Schaumburg-Lippe (Showm'boorg-Lippeh), a sovereign German principality, lying between Westphalia and Hanover. Area, 131 sq. m.; pop. (1900) 43,132, mostly Lutherans. Some coal is extracted. Capital, Buckeburg (pop. 5186).


Scheldt (Skelt; Fr. Escaut), a river that rises in the French dep. of Aisne, flows north past Cambrai and Valenciennes, and, entering Belgium, passes Tournai, Oudenarde, Ghent, Dendermonde, and Antwerp, receiving the Lys, Dender, and Rupel. Before it reaches the North Sea it is divided by the islands of Beveland (N. and S.) and Walcheren into two great arms, the Wester (on which is Flushing) and the Ooster Scheldt. The river is navigable to Cambrai, 211 miles from its mouth and 56 from its source.


Schellenberg (Shellenberg), a village 9 miles S. of Salzburg, where Marlborough defeated the Austrians in 1704.


Schemnitz (Shem'neetz; Magyar Selmeczbanya), the most famous mining-town of Hungary, in a mountain gorge, 65 miles N. by W. of Pesth. The mines have since Roman times produced gold and silver, copper and lead.
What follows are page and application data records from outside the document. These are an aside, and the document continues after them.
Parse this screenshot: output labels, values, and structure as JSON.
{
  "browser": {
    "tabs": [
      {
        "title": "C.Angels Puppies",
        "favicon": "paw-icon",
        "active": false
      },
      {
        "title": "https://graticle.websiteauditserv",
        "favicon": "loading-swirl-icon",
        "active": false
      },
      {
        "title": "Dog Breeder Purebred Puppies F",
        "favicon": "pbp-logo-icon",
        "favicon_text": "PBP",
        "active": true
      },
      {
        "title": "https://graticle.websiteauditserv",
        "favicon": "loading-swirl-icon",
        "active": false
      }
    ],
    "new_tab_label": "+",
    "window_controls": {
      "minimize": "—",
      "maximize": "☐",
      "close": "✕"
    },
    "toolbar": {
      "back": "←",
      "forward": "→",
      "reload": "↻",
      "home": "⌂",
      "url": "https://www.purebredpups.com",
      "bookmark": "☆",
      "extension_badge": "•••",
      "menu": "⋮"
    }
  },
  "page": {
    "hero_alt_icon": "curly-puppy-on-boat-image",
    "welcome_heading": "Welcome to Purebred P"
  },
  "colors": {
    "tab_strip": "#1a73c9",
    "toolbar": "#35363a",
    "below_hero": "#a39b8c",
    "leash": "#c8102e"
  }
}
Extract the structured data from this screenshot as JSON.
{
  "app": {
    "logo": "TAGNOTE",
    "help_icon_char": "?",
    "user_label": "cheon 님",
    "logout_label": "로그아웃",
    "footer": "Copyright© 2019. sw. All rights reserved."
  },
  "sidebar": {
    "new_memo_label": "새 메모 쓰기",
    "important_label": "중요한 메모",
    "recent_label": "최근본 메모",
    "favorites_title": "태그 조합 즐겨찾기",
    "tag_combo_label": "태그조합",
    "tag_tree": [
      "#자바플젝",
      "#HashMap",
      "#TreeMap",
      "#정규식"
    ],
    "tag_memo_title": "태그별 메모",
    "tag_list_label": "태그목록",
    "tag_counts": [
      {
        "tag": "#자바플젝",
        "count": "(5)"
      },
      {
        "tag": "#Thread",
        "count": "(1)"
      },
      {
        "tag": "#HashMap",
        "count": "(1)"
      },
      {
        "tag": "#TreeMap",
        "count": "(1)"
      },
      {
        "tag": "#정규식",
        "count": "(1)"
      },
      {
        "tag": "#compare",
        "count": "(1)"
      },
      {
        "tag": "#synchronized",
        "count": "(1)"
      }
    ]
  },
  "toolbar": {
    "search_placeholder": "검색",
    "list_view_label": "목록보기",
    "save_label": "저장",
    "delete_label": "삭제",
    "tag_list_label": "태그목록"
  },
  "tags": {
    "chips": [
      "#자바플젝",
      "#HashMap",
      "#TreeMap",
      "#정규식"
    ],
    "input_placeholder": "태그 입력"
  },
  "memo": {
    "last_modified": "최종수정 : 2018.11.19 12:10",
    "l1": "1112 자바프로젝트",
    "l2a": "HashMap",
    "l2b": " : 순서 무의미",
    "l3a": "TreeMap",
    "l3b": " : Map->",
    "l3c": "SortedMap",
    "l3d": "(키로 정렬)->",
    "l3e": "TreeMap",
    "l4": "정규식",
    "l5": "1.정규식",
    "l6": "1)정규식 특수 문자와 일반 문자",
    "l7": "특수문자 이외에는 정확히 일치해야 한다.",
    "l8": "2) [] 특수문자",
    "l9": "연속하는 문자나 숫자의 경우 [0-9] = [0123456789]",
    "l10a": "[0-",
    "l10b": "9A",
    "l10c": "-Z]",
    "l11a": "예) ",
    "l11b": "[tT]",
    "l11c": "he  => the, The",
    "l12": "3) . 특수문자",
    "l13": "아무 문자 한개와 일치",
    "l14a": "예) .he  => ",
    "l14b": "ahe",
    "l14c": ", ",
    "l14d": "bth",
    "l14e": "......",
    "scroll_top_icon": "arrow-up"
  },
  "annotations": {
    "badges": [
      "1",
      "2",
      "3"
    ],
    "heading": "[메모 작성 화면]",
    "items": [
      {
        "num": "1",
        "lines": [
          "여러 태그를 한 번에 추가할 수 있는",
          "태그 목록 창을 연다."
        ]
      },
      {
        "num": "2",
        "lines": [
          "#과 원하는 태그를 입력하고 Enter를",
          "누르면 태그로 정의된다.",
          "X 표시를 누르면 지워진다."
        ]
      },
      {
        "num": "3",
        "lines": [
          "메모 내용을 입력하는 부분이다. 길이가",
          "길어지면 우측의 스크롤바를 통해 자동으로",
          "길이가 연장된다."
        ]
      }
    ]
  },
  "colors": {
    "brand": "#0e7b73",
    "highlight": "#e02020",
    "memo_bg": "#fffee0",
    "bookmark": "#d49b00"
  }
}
Pop. 18,265.


Schenectady (Shenek'tady), a city of New York, on the Erie Canal and the south bank of the Mohawk River, 17 miles by rail NW. of Albany. It is the seat of Union University (1795), and contains locomotive works, stove-foundries, woollen and flour mills, etc. Schenectady was settled by the Dutch in 1661. Pop. 31,700.


Scheveningen (Skay'ven-ing-en), a Dutch seaside-resort on the North Sea, now practically part of the Hague, 2 miles NW. Pop. 21,000. Off Scheveningen the Dutch fleet was defeated, and its admiral Tromp killed, by the English under Monk on 8th-10th August 1653.


Schiedam (Skee-damm'), a Dutch town, 2 1/2 miles W. of Rotterdam, and close to the Maas; here Hollands gin is made, in some 300 distilleries. There is a large shipping trade, cooperages, malt-kilns, etc. Pop. 27,500.


Schiehallion (Shee-hal'yon; Gael, 'maiden's pap'), an isolated Perthshire mountain (3547 feet), 11 miles WNW. of Aberfeldy. Here, in 1774, Maskelyne fixed the earth's mean density.


Schipka. See Shipka.


Schlangenhad (Shlang'en-bat), a German spa. The Rheingau stands in a wooded valley of the Taunus Mountains, 5 miles W. of Wiesbaden. The water of the baths (82°-90° F.) is used, for the most part externally, in baths, and is helpful in nervous diseases, for women's complaints, and for purifying the skin. Pop. 503. Visitors in the season, 2000. The place gets its name ('snakes' bath') from a harmless snake found there.


Schleswig. See Sleswick.


Schlettstadt (Shlett'stat), a town of Lower Alsace, on the Ill's left bank, 27 miles by rail SSW. of Strasburg, manufacturing wire-gauze. In the 15th century, a free imperial city, it was the seat of a great humanist school. In 1634 the town became French; it was fortified by Vauban in 1676. The Germans, after capturing the town in 1870, razed the fortifications. Here Bucer the Reformer was born. Pop. 9500.